Each record below is to be reproduced without any change.

Element data from apps and pages

►

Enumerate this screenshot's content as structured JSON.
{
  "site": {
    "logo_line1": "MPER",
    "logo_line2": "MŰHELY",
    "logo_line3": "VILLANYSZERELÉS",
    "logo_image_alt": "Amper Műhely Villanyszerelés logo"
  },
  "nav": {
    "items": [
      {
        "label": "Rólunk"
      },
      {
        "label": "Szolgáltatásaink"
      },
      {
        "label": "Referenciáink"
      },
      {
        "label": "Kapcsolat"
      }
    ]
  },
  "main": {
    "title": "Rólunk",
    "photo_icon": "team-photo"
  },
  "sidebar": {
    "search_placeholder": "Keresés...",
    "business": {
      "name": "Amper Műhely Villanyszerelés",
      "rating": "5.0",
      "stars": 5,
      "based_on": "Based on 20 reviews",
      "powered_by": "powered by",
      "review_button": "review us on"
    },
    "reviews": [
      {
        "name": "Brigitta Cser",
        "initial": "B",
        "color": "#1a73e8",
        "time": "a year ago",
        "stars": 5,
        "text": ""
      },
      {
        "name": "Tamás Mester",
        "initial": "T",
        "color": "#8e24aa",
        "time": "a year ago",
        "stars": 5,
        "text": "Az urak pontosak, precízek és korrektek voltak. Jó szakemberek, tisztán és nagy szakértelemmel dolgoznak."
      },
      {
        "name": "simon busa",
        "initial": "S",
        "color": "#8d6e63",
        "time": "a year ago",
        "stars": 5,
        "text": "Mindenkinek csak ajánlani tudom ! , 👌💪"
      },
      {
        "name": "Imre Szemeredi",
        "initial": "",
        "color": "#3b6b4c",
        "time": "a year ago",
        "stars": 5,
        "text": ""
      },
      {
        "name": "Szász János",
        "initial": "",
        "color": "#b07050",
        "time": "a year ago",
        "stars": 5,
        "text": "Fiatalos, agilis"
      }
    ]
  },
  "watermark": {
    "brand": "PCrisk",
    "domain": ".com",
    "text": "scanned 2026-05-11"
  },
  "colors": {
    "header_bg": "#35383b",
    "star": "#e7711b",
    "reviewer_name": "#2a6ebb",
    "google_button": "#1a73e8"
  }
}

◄

**Result for this exercise:**
Enumerate this screenshot's content as structured JSON.
{
  "site": {
    "logo_line1": "MPER",
    "logo_line2": "MŰHELY",
    "logo_line3": "VILLANYSZERELÉS",
    "logo_image_alt": "Amper Műhely Villanyszerelés logo"
  },
  "nav": {
    "items": [
      {
        "label": "Rólunk"
      },
      {
        "label": "Szolgáltatásaink"
      },
      {
        "label": "Referenciáink"
      },
      {
        "label": "Kapcsolat"
      }
    ]
  },
  "main": {
    "title": "Rólunk",
    "photo_icon": "team-photo"
  },
  "sidebar": {
    "search_placeholder": "Keresés...",
    "business": {
      "name": "Amper Műhely Villanyszerelés",
      "rating": "5.0",
      "stars": 5,
      "based_on": "Based on 20 reviews",
      "powered_by": "powered by",
      "review_button": "review us on"
    },
    "reviews": [
      {
        "name": "Brigitta Cser",
        "initial": "B",
        "color": "#1a73e8",
        "time": "a year ago",
        "stars": 5,
        "text": ""
      },
      {
        "name": "Tamás Mester",
        "initial": "T",
        "color": "#8e24aa",
        "time": "a year ago",
        "stars": 5,
        "text": "Az urak pontosak, precízek és korrektek voltak. Jó szakemberek, tisztán és nagy szakértelemmel dolgoznak."
      },
      {
        "name": "simon busa",
        "initial": "S",
        "color": "#8d6e63",
        "time": "a year ago",
        "stars": 5,
        "text": "Mindenkinek csak ajánlani tudom ! , 👌💪"
      },
      {
        "name": "Imre Szemeredi",
        "initial": "",
        "color": "#3b6b4c",
        "time": "a year ago",
        "stars": 5,
        "text": ""
      },
      {
        "name": "Szász János",
        "initial": "",
        "color": "#b07050",
        "time": "a year ago",
        "stars": 5,
        "text": "Fiatalos, agilis"
      }
    ]
  },
  "watermark": {
    "brand": "PCrisk",
    "domain": ".com",
    "text": "scanned 2026-05-11"
  },
  "colors": {
    "header_bg": "#35383b",
    "star": "#e7711b",
    "reviewer_name": "#2a6ebb",
    "google_button": "#1a73e8"
  }
}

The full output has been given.